* **Goal of the exercise**:
Give back every record exactly as written.
(Records shown)
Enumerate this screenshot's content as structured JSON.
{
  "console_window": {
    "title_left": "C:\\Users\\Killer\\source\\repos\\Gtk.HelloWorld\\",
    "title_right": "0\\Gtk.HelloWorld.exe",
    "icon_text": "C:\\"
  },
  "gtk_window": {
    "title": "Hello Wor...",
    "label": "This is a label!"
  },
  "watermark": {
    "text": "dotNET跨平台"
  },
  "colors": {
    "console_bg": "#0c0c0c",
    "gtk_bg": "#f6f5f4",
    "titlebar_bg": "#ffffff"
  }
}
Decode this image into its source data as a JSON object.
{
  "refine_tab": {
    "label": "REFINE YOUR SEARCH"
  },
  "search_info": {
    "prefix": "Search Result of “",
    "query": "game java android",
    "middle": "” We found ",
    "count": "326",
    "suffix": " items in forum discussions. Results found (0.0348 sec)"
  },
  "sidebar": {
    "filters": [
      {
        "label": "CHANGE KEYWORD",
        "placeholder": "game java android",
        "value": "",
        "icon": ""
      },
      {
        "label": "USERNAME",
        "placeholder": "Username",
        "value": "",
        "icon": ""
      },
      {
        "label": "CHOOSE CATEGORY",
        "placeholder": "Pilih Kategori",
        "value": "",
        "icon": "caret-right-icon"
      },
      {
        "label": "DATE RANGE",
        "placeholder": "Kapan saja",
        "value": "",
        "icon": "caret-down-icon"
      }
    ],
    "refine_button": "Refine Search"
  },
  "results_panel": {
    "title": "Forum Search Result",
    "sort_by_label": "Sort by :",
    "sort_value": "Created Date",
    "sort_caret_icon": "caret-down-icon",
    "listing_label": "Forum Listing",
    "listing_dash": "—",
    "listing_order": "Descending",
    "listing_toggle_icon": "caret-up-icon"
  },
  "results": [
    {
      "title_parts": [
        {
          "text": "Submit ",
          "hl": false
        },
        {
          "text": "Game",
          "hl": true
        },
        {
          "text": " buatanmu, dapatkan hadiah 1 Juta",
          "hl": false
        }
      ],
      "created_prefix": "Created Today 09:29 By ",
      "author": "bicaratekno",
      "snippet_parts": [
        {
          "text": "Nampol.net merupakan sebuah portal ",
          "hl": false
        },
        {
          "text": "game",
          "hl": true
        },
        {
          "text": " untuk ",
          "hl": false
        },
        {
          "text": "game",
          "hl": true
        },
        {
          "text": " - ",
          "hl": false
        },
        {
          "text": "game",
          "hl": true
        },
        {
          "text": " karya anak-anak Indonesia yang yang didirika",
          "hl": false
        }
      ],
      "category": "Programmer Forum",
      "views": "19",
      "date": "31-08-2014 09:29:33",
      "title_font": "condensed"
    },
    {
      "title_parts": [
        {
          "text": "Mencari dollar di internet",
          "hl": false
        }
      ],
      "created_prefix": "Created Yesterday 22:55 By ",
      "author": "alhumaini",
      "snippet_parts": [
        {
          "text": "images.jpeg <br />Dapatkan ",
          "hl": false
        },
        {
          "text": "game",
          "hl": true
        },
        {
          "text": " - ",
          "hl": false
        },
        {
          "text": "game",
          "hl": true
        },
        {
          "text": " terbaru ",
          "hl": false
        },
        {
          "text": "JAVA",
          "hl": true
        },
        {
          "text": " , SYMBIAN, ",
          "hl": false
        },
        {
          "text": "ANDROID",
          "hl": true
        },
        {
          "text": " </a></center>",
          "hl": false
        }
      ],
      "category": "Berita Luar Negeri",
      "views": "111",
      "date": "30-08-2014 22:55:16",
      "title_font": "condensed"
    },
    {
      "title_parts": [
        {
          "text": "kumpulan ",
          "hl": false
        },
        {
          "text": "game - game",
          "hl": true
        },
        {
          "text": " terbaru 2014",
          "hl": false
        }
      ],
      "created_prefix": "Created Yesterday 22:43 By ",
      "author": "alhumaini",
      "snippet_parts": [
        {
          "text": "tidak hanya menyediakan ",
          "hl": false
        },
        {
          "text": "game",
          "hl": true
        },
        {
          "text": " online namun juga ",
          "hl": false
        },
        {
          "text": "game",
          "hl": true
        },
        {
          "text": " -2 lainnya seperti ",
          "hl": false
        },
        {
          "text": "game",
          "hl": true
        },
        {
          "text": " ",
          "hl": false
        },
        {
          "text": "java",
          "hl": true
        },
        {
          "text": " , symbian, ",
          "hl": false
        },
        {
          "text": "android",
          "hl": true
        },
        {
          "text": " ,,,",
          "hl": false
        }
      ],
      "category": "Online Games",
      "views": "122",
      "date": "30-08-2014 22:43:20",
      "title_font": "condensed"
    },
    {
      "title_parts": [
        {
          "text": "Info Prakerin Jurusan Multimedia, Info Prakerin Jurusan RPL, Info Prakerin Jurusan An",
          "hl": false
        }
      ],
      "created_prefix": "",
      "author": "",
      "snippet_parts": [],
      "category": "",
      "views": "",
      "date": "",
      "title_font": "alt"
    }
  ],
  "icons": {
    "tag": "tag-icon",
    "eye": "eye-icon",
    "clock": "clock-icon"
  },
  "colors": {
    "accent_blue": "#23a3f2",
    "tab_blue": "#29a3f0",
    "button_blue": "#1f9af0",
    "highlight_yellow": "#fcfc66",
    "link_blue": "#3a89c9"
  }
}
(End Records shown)
* **Output of the task**:
Enumerate this screenshot's content as structured JSON.
{
  "console_window": {
    "title_left": "C:\\Users\\Killer\\source\\repos\\Gtk.HelloWorld\\",
    "title_right": "0\\Gtk.HelloWorld.exe",
    "icon_text": "C:\\"
  },
  "gtk_window": {
    "title": "Hello Wor...",
    "label": "This is a label!"
  },
  "watermark": {
    "text": "dotNET跨平台"
  },
  "colors": {
    "console_bg": "#0c0c0c",
    "gtk_bg": "#f6f5f4",
    "titlebar_bg": "#ffffff"
  }
}
Decode this image into its source data as a JSON object.
{
  "refine_tab": {
    "label": "REFINE YOUR SEARCH"
  },
  "search_info": {
    "prefix": "Search Result of “",
    "query": "game java android",
    "middle": "” We found ",
    "count": "326",
    "suffix": " items in forum discussions. Results found (0.0348 sec)"
  },
  "sidebar": {
    "filters": [
      {
        "label": "CHANGE KEYWORD",
        "placeholder": "game java android",
        "value": "",
        "icon": ""
      },
      {
        "label": "USERNAME",
        "placeholder": "Username",
        "value": "",
        "icon": ""
      },
      {
        "label": "CHOOSE CATEGORY",
        "placeholder": "Pilih Kategori",
        "value": "",
        "icon": "caret-right-icon"
      },
      {
        "label": "DATE RANGE",
        "placeholder": "Kapan saja",
        "value": "",
        "icon": "caret-down-icon"
      }
    ],
    "refine_button": "Refine Search"
  },
  "results_panel": {
    "title": "Forum Search Result",
    "sort_by_label": "Sort by :",
    "sort_value": "Created Date",
    "sort_caret_icon": "caret-down-icon",
    "listing_label": "Forum Listing",
    "listing_dash": "—",
    "listing_order": "Descending",
    "listing_toggle_icon": "caret-up-icon"
  },
  "results": [
    {
      "title_parts": [
        {
          "text": "Submit ",
          "hl": false
        },
        {
          "text": "Game",
          "hl": true
        },
        {
          "text": " buatanmu, dapatkan hadiah 1 Juta",
          "hl": false
        }
      ],
      "created_prefix": "Created Today 09:29 By ",
      "author": "bicaratekno",
      "snippet_parts": [
        {
          "text": "Nampol.net merupakan sebuah portal ",
          "hl": false
        },
        {
          "text": "game",
          "hl": true
        },
        {
          "text": " untuk ",
          "hl": false
        },
        {
          "text": "game",
          "hl": true
        },
        {
          "text": " - ",
          "hl": false
        },
        {
          "text": "game",
          "hl": true
        },
        {
          "text": " karya anak-anak Indonesia yang yang didirika",
          "hl": false
        }
      ],
      "category": "Programmer Forum",
      "views": "19",
      "date": "31-08-2014 09:29:33",
      "title_font": "condensed"
    },
    {
      "title_parts": [
        {
          "text": "Mencari dollar di internet",
          "hl": false
        }
      ],
      "created_prefix": "Created Yesterday 22:55 By ",
      "author": "alhumaini",
      "snippet_parts": [
        {
          "text": "images.jpeg <br />Dapatkan ",
          "hl": false
        },
        {
          "text": "game",
          "hl": true
        },
        {
          "text": " - ",
          "hl": false
        },
        {
          "text": "game",
          "hl": true
        },
        {
          "text": " terbaru ",
          "hl": false
        },
        {
          "text": "JAVA",
          "hl": true
        },
        {
          "text": " , SYMBIAN, ",
          "hl": false
        },
        {
          "text": "ANDROID",
          "hl": true
        },
        {
          "text": " </a></center>",
          "hl": false
        }
      ],
      "category": "Berita Luar Negeri",
      "views": "111",
      "date": "30-08-2014 22:55:16",
      "title_font": "condensed"
    },
    {
      "title_parts": [
        {
          "text": "kumpulan ",
          "hl": false
        },
        {
          "text": "game - game",
          "hl": true
        },
        {
          "text": " terbaru 2014",
          "hl": false
        }
      ],
      "created_prefix": "Created Yesterday 22:43 By ",
      "author": "alhumaini",
      "snippet_parts": [
        {
          "text": "tidak hanya menyediakan ",
          "hl": false
        },
        {
          "text": "game",
          "hl": true
        },
        {
          "text": " online namun juga ",
          "hl": false
        },
        {
          "text": "game",
          "hl": true
        },
        {
          "text": " -2 lainnya seperti ",
          "hl": false
        },
        {
          "text": "game",
          "hl": true
        },
        {
          "text": " ",
          "hl": false
        },
        {
          "text": "java",
          "hl": true
        },
        {
          "text": " , symbian, ",
          "hl": false
        },
        {
          "text": "android",
          "hl": true
        },
        {
          "text": " ,,,",
          "hl": false
        }
      ],
      "category": "Online Games",
      "views": "122",
      "date": "30-08-2014 22:43:20",
      "title_font": "condensed"
    },
    {
      "title_parts": [
        {
          "text": "Info Prakerin Jurusan Multimedia, Info Prakerin Jurusan RPL, Info Prakerin Jurusan An",
          "hl": false
        }
      ],
      "created_prefix": "",
      "author": "",
      "snippet_parts": [],
      "category": "",
      "views": "",
      "date": "",
      "title_font": "alt"
    }
  ],
  "icons": {
    "tag": "tag-icon",
    "eye": "eye-icon",
    "clock": "clock-icon"
  },
  "colors": {
    "accent_blue": "#23a3f2",
    "tab_blue": "#29a3f0",
    "button_blue": "#1f9af0",
    "highlight_yellow": "#fcfc66",
    "link_blue": "#3a89c9"
  }
}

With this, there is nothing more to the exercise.